Hive said it had 550 GB of data stolen from the Consulate Health Care (CHC), a leading provider of senior healthcare services specializing in post-acute care. The gang has threatened to publish the stolen data to their leak site. Initially, Hive released samples of the leak as proof. Along with highly classified customer and employee information like phone numbers, emails, credit card numbers, and insurance, Hive is said to have stolen contracts, NDAs, and other agreements documents, private company info, and employee social security numbers. Though not all of those data types could be confirmed in the partial data leak, reports confirm that Hive had stolen much of the CHC’s data.

A security breach was reported by one of the victims of the attack, according to the Consulate Health Care website, stating:

One of our vendors recently suffered a security incident in early December where cybercriminals targeted portions of their network. Our vendor promptly began working with third-party experts to help them investigate and respond to the incident. During that investigation, the vendor became aware that the unauthorized third party may have accessed records with personal information.” reads the Notice of Incident published by Consulate Health Care. “Although our vendor is still investigating the scope of that access, we are providing this notice out of an abundance of caution and because we value transparency.

Consulate Health Care has ended negotiations with Hive after several weeks due to being unable to afford the reduced amount demanded by the cyber attackers. According to DataBreaches, the company’s insurance said it would not cover any ransom payments.

Dominic Alvieri, cybersecurity analyst and security researcher, is said to be the first to notice the attack. He shared his findings on Twitter, also confirming the failed agreement.

Cyberattacks on healthcare organizations are becoming a major financial issue as health systems struggle to cover the costs. As of March 2022, healthcare data breaches cost organizations an average of over 10 million dollars, according to IBM Security's annual Cost of a Data Breach Report. The IBM report has also shown that over the past 12 years, healthcare firms have suffered the most financial losses due to data breaches.

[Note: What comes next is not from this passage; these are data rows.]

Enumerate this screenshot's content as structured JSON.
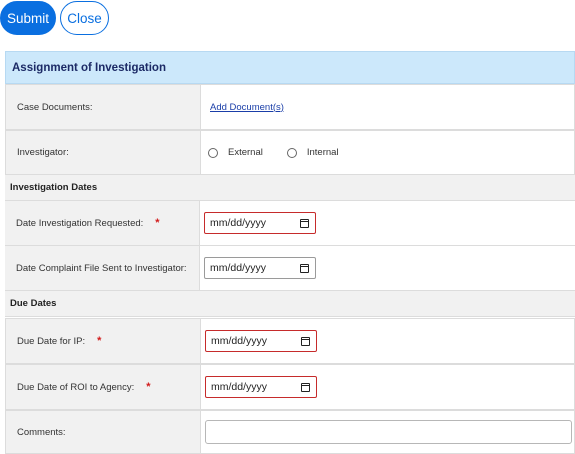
{
  "toolbar": {
    "submit_label": "Submit",
    "close_label": "Close"
  },
  "form": {
    "title": "Assignment of Investigation",
    "case_documents": {
      "label": "Case Documents:",
      "link": "Add Document(s)"
    },
    "investigator": {
      "label": "Investigator:",
      "options": [
        "External",
        "Internal"
      ]
    },
    "section_investigation_dates": "Investigation Dates",
    "date_requested": {
      "label": "Date Investigation Requested:",
      "required_mark": "*",
      "placeholder": "mm/dd/yyyy"
    },
    "date_sent": {
      "label": "Date Complaint File Sent to Investigator:",
      "placeholder": "mm/dd/yyyy"
    },
    "section_due_dates": "Due Dates",
    "due_ip": {
      "label": "Due Date for IP:",
      "required_mark": "*",
      "placeholder": "mm/dd/yyyy"
    },
    "due_roi": {
      "label": "Due Date of ROI to Agency:",
      "required_mark": "*",
      "placeholder": "mm/dd/yyyy"
    },
    "comments": {
      "label": "Comments:",
      "value": ""
    }
  },
  "colors": {
    "accent": "#0a6fe0",
    "header_bg": "#cce8fb",
    "required": "#d21a1a"
  },
  "icons": {
    "date_picker": "calendar-icon",
    "radio": "radio-unchecked"
  }
}
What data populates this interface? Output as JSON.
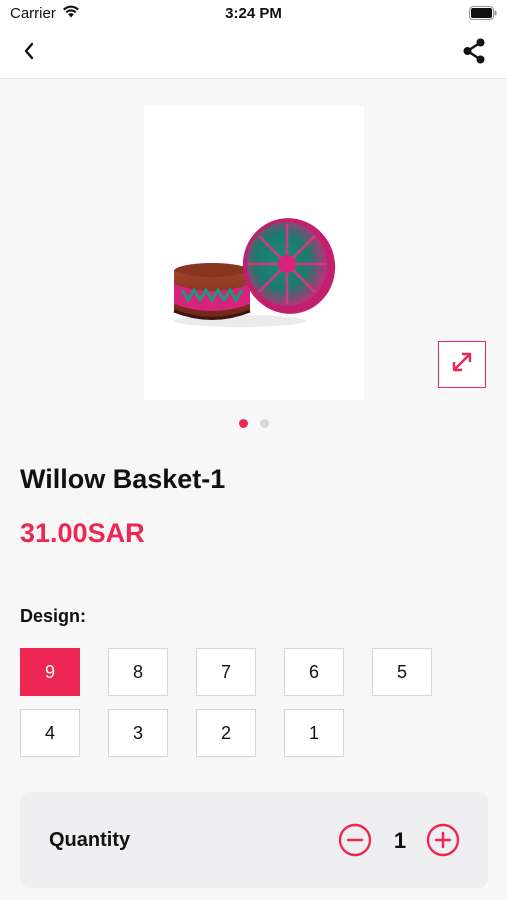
{
  "status_bar": {
    "carrier": "Carrier",
    "time": "3:24 PM"
  },
  "nav": {
    "back_icon": "chevron-left-icon",
    "share_icon": "share-icon"
  },
  "gallery": {
    "image_alt": "willow basket photo",
    "dot_count": 2,
    "active_dot": 1,
    "expand_icon": "expand-icon"
  },
  "product": {
    "title": "Willow Basket-1",
    "price": "31.00SAR"
  },
  "design": {
    "label": "Design:",
    "options": [
      "9",
      "8",
      "7",
      "6",
      "5",
      "4",
      "3",
      "2",
      "1"
    ],
    "selected": "9"
  },
  "quantity": {
    "label": "Quantity",
    "value": "1"
  },
  "colors": {
    "accent": "#ee2653",
    "background": "#f7f7f8",
    "card": "#efeff1"
  }
}
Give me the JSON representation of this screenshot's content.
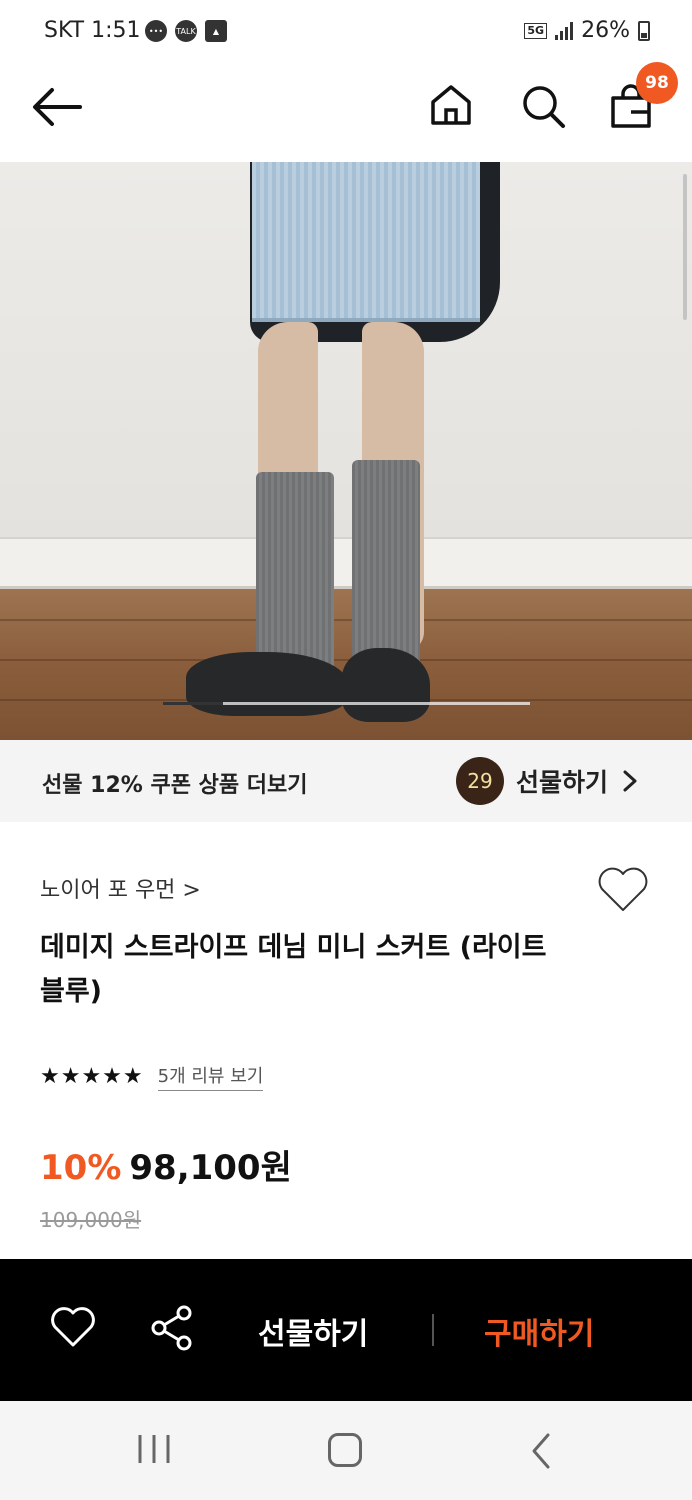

Hive representatives told Data Breaches that they "did not attack any CHC vendor but had attacked CHC directly," contradicting the CHC's notification that an attack against a vendor caused the data breach.

Resources:

Leave a comment

Your email address will not be published. Required fields are marked